We first got to know Agrocel back in 2015. Then in April last year, Paul Morgan – one of our fruit and vegetable category managers – decided to visit Kutch, home to the seven farms and 8,500 trees used to harvest Agrocel’s Kesar mangoes. From the farming standards to the quality of the fruit, Paul left very impressed by what he saw. Here, we take a look at some of those expert aspects, and in the process offer a glimpse into why the Kesar is commonly known as the ‘Queen of Mangoes’.
Agrocel is incredibly committed to ensuring that its farmers are familiar with and following the latest and best practices. That’s why it runs a busy calendar of workshops and training events – all set to Global GAP’s high standards – covering everything from pest control to water usage and disease management. Growing fruits and vegetables can be financially precarious work, so the farmers’ welfare is of great importance too. Agrocel’s business model means it’s the company, not the farmers, that absorbs the impact of production losses and market price fluctuations.
The company is firm in its stance against unnatural farming methods. Many mango producers – in order to meet early-season demand (and reap the greater financial reward) – use artificial ripening products such as calcium carbide and ethylene. Not Agrocel. Its farmers use approved techniques and sustainable systems – guided by the Global GAP-informed workshops – to bring you mangoes ripened naturally and with the time needed for the fruit to develop its full taste and aroma.

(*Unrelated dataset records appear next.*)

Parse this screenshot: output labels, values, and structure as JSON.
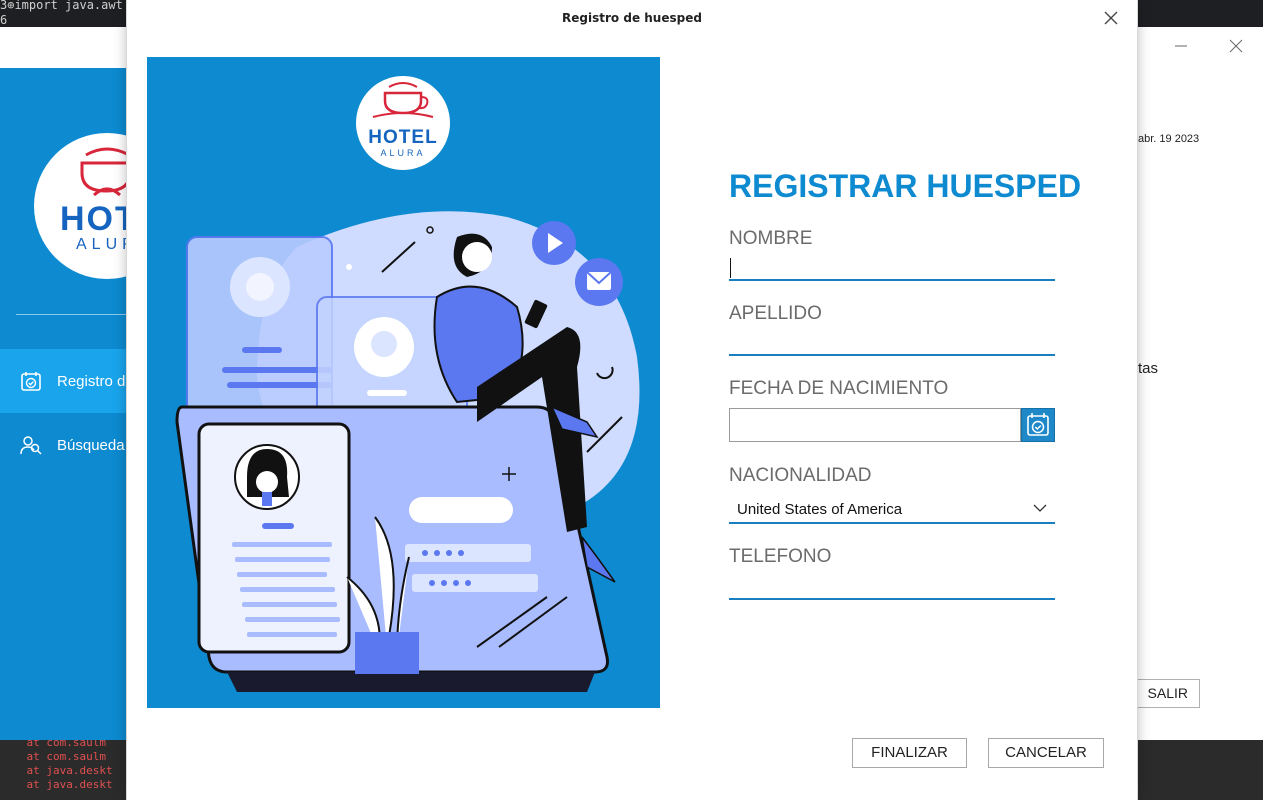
{
  "ide": {
    "code_lines": [
      "3⊕import java.awt",
      "6"
    ],
    "console_lines": [
      "    at com.saulm",
      "    at com.saulm",
      "    at java.deskt",
      "    at java.deskt"
    ]
  },
  "background_window": {
    "logo": {
      "line1": "HOTEL",
      "line2": "ALURA"
    },
    "nav": [
      {
        "label": "Registro d",
        "icon": "calendar-check-icon",
        "active": true
      },
      {
        "label": "Búsqueda",
        "icon": "people-search-icon",
        "active": false
      }
    ],
    "date_text": "abr. 19 2023",
    "partial_text": "tas",
    "salir_label": "SALIR"
  },
  "dialog": {
    "title": "Registro de huesped",
    "logo": {
      "line1": "HOTEL",
      "line2": "ALURA"
    },
    "form": {
      "heading": "REGISTRAR HUESPED",
      "fields": {
        "nombre": {
          "label": "NOMBRE",
          "value": ""
        },
        "apellido": {
          "label": "APELLIDO",
          "value": ""
        },
        "fecha_nacimiento": {
          "label": "FECHA DE NACIMIENTO",
          "value": ""
        },
        "nacionalidad": {
          "label": "NACIONALIDAD",
          "value": "United States of America"
        },
        "telefono": {
          "label": "TELEFONO",
          "value": ""
        }
      }
    },
    "buttons": {
      "finalizar": "FINALIZAR",
      "cancelar": "CANCELAR"
    }
  },
  "colors": {
    "brand_blue": "#0d8ad0",
    "heading_blue": "#0d8ad0",
    "label_gray": "#6b6b6b",
    "underline_blue": "#1a7fc0",
    "illustration_periwinkle": "#5b78f0",
    "logo_red": "#d8263a"
  }
}
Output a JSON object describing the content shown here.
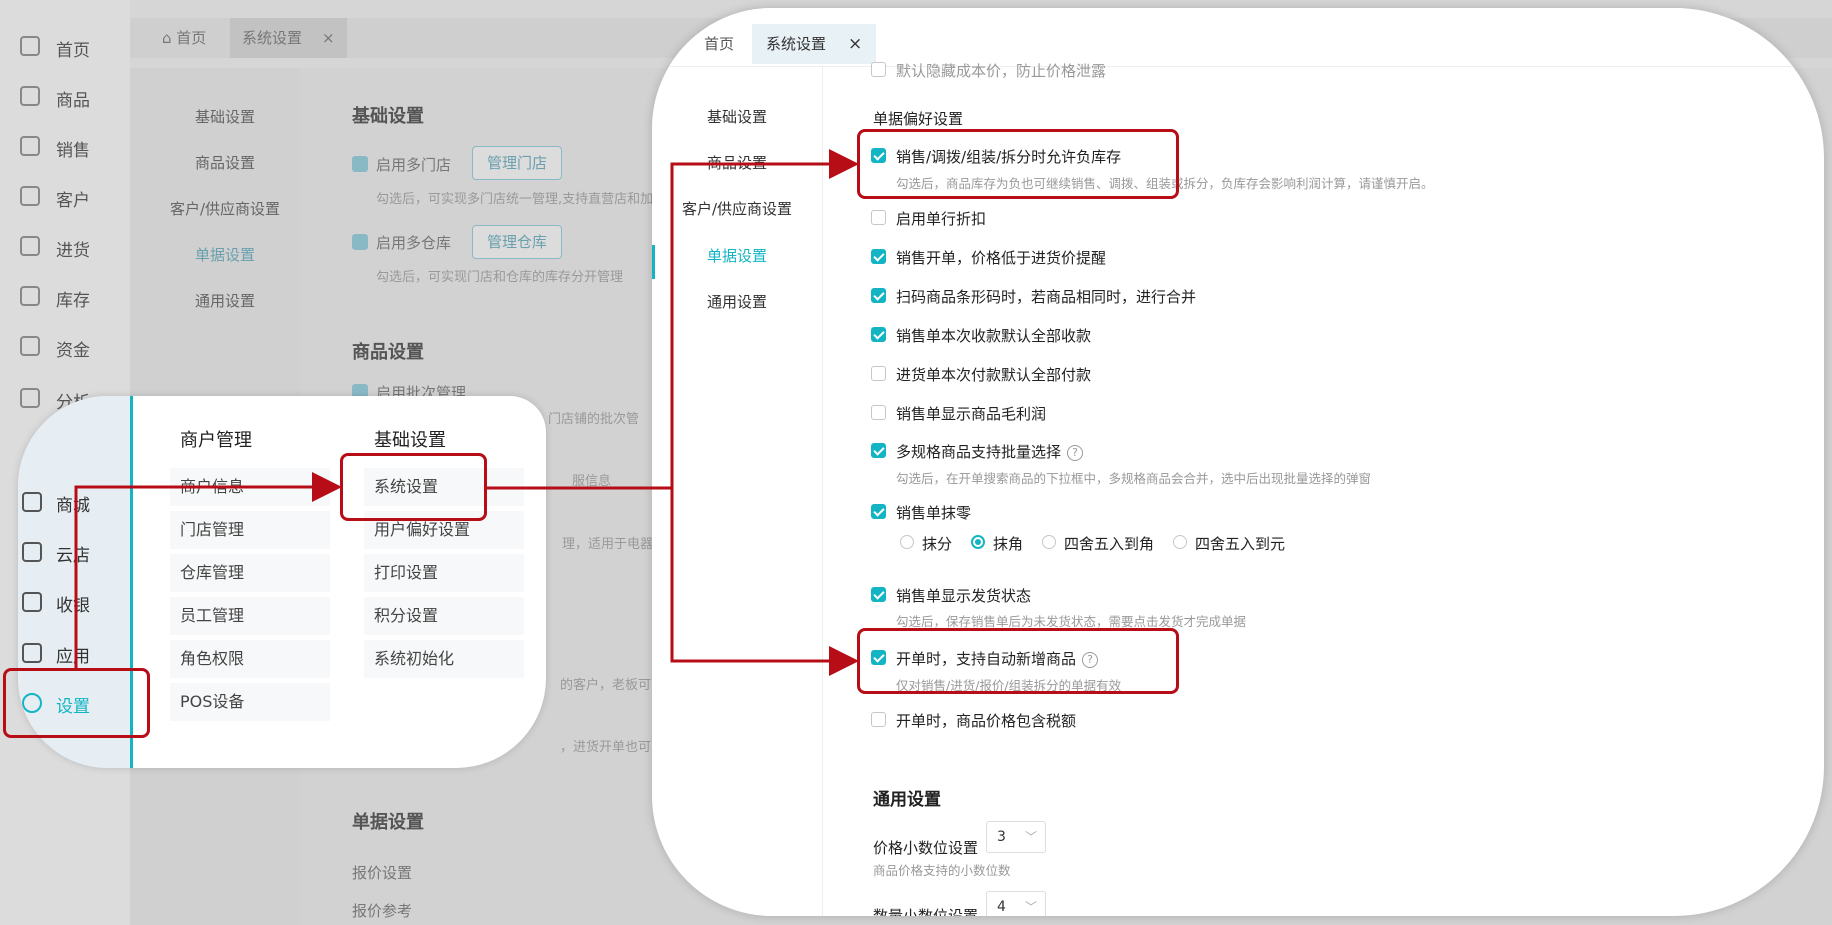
{
  "nav": [
    {
      "label": "首页",
      "icon": "home-icon"
    },
    {
      "label": "商品",
      "icon": "bag-icon"
    },
    {
      "label": "销售",
      "icon": "clipboard-icon"
    },
    {
      "label": "客户",
      "icon": "user-icon"
    },
    {
      "label": "进货",
      "icon": "book-icon"
    },
    {
      "label": "库存",
      "icon": "warehouse-icon"
    },
    {
      "label": "资金",
      "icon": "wallet-icon"
    },
    {
      "label": "分析",
      "icon": "chart-icon"
    }
  ],
  "tabs": {
    "home": "首页",
    "settings": "系统设置",
    "close": "×"
  },
  "bg_subnav": [
    "基础设置",
    "商品设置",
    "客户/供应商设置",
    "单据设置",
    "通用设置"
  ],
  "bg_main": {
    "section1": "基础设置",
    "multi_store": "启用多门店",
    "manage_store": "管理门店",
    "multi_store_hint": "勾选后，可实现多门店统一管理,支持直营店和加盟",
    "multi_wh": "启用多仓库",
    "manage_wh": "管理仓库",
    "multi_wh_hint": "勾选后，可实现门店和仓库的库存分开管理",
    "section2": "商品设置",
    "batch": "启用批次管理",
    "frag1": "门店铺的批次管",
    "frag2": "服信息",
    "frag3": "理，适用于电器",
    "frag4": "的客户，老板可",
    "frag5": "，进货开单也可以",
    "section3": "单据设置",
    "quote": "报价设置",
    "quote_ref": "报价参考"
  },
  "popup": {
    "nav": [
      {
        "label": "商城",
        "icon": "shop-icon"
      },
      {
        "label": "云店",
        "icon": "cloud-store-icon"
      },
      {
        "label": "收银",
        "icon": "cashier-icon"
      },
      {
        "label": "应用",
        "icon": "app-icon"
      },
      {
        "label": "设置",
        "icon": "gear-icon"
      }
    ],
    "col1_title": "商户管理",
    "col1": [
      "商户信息",
      "门店管理",
      "仓库管理",
      "员工管理",
      "角色权限",
      "POS设备"
    ],
    "col2_title": "基础设置",
    "col2": [
      "系统设置",
      "用户偏好设置",
      "打印设置",
      "积分设置",
      "系统初始化"
    ]
  },
  "zoom": {
    "tab_home": "首页",
    "tab_settings": "系统设置",
    "tab_close": "×",
    "subnav": [
      "基础设置",
      "商品设置",
      "客户/供应商设置",
      "单据设置",
      "通用设置"
    ],
    "top_partial": "默认隐藏成本价，防止价格泄露",
    "pref_title": "单据偏好设置",
    "options": [
      {
        "label": "销售/调拨/组装/拆分时允许负库存",
        "checked": true,
        "hint": "勾选后，商品库存为负也可继续销售、调拨、组装或拆分，负库存会影响利润计算，请谨慎开启。"
      },
      {
        "label": "启用单行折扣",
        "checked": false
      },
      {
        "label": "销售开单，价格低于进货价提醒",
        "checked": true
      },
      {
        "label": "扫码商品条形码时，若商品相同时，进行合并",
        "checked": true
      },
      {
        "label": "销售单本次收款默认全部收款",
        "checked": true
      },
      {
        "label": "进货单本次付款默认全部付款",
        "checked": false
      },
      {
        "label": "销售单显示商品毛利润",
        "checked": false
      },
      {
        "label": "多规格商品支持批量选择",
        "checked": true,
        "hint": "勾选后，在开单搜索商品的下拉框中，多规格商品会合并，选中后出现批量选择的弹窗"
      },
      {
        "label": "销售单抹零",
        "checked": true
      },
      {
        "label": "销售单显示发货状态",
        "checked": true,
        "hint": "勾选后，保存销售单后为未发货状态，需要点击发货才完成单据"
      },
      {
        "label": "开单时，支持自动新增商品",
        "checked": true,
        "hint": "仅对销售/进货/报价/组装拆分的单据有效"
      },
      {
        "label": "开单时，商品价格包含税额",
        "checked": false
      }
    ],
    "rounding": [
      {
        "label": "抹分",
        "selected": false
      },
      {
        "label": "抹角",
        "selected": true
      },
      {
        "label": "四舍五入到角",
        "selected": false
      },
      {
        "label": "四舍五入到元",
        "selected": false
      }
    ],
    "general_title": "通用设置",
    "price_decimals_label": "价格小数位设置",
    "price_decimals": "3",
    "price_decimals_hint": "商品价格支持的小数位数",
    "qty_decimals_label": "数量小数位设置",
    "qty_decimals": "4",
    "help": "?"
  },
  "colors": {
    "accent": "#13b5c4",
    "highlight": "#b70d16"
  }
}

If a mango tree could find a spot to plant itself, Kutch would be a great place to land. Mahu and Anjar, the villages within Kutch where most of the mangoes are grown, were selected by Agrocel’s specialists because of the unique climate (extreme winters and summers with very little rainfall) and excellent soil and water conditions.